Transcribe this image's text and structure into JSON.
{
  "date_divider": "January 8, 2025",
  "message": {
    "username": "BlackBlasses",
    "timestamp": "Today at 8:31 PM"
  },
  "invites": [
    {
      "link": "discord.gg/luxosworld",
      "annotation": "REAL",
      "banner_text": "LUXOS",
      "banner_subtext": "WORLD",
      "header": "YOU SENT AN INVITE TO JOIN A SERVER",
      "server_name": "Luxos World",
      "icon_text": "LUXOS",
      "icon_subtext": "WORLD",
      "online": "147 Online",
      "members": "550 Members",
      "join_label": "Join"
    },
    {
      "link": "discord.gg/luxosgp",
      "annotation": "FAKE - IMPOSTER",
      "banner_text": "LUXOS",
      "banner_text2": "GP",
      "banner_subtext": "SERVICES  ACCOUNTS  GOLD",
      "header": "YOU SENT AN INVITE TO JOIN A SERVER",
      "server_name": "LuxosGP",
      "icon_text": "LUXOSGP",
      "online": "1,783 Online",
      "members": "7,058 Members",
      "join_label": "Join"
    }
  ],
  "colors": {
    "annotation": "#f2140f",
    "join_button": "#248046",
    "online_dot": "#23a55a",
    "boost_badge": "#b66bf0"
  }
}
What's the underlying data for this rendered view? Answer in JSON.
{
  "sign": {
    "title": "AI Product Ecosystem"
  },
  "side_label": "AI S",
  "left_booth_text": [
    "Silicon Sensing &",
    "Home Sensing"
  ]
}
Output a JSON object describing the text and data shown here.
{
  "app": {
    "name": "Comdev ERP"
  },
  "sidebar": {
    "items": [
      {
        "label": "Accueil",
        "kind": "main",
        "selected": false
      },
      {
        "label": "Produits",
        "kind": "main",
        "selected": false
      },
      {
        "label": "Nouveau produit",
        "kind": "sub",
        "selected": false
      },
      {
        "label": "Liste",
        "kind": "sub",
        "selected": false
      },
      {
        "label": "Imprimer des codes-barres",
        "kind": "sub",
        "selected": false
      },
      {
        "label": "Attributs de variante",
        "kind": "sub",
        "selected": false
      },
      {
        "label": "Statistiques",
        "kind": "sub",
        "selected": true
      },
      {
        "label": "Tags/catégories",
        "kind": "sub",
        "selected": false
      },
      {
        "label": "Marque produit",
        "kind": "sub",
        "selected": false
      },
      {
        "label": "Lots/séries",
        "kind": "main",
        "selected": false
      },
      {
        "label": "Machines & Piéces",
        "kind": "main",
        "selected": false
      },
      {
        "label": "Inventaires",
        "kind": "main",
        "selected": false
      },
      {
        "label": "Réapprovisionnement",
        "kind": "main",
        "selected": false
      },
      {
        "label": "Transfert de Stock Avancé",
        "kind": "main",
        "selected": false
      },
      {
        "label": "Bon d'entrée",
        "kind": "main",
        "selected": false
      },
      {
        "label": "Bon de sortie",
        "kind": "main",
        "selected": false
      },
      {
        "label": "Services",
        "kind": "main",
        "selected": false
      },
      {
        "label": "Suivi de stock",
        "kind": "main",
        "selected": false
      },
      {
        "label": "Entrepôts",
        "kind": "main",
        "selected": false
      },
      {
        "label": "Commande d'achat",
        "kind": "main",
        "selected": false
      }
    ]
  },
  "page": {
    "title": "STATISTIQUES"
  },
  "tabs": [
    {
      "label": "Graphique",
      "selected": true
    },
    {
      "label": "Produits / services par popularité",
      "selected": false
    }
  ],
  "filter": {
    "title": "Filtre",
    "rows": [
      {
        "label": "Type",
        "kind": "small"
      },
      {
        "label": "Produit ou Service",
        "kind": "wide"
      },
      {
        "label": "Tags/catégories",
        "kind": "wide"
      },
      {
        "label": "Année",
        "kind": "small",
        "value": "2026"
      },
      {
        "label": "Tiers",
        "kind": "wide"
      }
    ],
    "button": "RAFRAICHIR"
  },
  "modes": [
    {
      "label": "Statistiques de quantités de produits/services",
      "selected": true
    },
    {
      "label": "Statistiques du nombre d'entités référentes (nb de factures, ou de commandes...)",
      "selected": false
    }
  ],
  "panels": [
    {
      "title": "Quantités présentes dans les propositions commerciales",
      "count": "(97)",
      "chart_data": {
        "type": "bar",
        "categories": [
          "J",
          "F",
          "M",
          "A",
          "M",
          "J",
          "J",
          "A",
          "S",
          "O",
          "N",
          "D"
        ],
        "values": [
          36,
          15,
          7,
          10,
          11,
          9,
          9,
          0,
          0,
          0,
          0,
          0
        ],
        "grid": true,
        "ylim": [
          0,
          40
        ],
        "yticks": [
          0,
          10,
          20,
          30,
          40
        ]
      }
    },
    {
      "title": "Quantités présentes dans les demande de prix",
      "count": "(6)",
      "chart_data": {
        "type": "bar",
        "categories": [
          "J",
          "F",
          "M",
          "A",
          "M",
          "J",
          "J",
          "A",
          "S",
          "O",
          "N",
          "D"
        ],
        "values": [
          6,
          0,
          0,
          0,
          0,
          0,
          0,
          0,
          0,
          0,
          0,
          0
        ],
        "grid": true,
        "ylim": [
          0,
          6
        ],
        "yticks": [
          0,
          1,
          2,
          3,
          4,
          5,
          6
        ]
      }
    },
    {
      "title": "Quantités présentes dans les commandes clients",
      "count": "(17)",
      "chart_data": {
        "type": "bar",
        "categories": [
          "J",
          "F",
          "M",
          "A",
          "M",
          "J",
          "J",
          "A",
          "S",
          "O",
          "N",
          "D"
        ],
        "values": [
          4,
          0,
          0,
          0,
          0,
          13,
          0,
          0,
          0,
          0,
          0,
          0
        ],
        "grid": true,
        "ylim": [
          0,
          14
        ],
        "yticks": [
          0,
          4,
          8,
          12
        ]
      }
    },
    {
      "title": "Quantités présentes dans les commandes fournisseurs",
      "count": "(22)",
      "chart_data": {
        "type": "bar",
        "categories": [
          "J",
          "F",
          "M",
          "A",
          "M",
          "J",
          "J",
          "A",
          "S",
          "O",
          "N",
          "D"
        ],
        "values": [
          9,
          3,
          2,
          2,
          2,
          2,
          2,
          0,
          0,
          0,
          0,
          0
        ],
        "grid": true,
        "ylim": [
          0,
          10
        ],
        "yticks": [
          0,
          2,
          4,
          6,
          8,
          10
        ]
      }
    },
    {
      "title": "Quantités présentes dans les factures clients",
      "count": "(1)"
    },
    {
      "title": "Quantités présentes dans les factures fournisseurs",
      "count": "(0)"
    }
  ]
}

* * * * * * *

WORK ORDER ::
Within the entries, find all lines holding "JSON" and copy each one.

THE ANSWER ::
Transcribe this image's text and structure into JSON.
What's the underlying data for this rendered view? Answer in JSON.
Output a JSON object describing the text and data shown here.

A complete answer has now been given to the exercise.